> [Task item]: Filter the entries for lines with the word "tdgall".

(Stored entries)
○ ○ ○ ○ ○ ○ ○
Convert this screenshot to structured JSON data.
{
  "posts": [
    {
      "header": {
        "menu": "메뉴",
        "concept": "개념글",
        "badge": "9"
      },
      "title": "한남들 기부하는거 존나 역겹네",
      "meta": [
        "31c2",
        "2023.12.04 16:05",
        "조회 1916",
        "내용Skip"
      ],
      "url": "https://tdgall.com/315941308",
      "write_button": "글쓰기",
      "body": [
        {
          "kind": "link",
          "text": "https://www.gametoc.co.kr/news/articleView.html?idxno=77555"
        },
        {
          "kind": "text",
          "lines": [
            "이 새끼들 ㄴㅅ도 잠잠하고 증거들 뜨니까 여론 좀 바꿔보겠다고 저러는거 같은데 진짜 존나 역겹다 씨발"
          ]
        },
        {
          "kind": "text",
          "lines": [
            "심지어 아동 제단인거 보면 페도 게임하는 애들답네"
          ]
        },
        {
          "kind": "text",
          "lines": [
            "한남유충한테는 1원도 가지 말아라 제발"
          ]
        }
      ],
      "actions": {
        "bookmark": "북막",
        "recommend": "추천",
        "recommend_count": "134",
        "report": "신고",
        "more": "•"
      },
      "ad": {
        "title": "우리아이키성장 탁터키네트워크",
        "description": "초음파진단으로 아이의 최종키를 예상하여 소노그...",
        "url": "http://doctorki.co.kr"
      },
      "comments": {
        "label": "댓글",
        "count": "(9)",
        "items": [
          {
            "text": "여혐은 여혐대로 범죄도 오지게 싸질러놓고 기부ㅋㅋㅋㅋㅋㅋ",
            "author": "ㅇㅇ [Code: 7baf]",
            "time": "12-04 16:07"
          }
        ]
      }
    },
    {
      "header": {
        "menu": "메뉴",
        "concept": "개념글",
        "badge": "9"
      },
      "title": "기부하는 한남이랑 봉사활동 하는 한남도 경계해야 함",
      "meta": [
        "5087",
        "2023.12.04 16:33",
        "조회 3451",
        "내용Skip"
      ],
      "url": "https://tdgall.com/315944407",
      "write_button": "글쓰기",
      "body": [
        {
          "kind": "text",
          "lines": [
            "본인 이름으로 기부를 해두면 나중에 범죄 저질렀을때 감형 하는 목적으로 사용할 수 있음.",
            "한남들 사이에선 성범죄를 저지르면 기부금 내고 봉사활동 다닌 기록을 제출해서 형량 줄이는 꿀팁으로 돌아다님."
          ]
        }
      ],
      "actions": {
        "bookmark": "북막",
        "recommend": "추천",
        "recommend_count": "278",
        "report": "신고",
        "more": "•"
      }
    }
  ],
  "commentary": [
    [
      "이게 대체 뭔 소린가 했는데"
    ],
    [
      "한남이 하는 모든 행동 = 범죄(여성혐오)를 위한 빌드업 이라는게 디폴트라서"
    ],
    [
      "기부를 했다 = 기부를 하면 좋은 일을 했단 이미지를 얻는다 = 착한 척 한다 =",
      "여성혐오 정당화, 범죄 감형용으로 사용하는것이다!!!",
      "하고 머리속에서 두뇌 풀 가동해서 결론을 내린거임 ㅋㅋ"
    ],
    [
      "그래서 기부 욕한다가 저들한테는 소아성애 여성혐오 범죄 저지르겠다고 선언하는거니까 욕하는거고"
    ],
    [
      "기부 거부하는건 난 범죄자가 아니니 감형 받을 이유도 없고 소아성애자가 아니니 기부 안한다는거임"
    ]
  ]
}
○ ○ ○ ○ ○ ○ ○
> [Response box]:
      "url": "https://tdgall.com/315941308",
      "url": "https://tdgall.com/315944407",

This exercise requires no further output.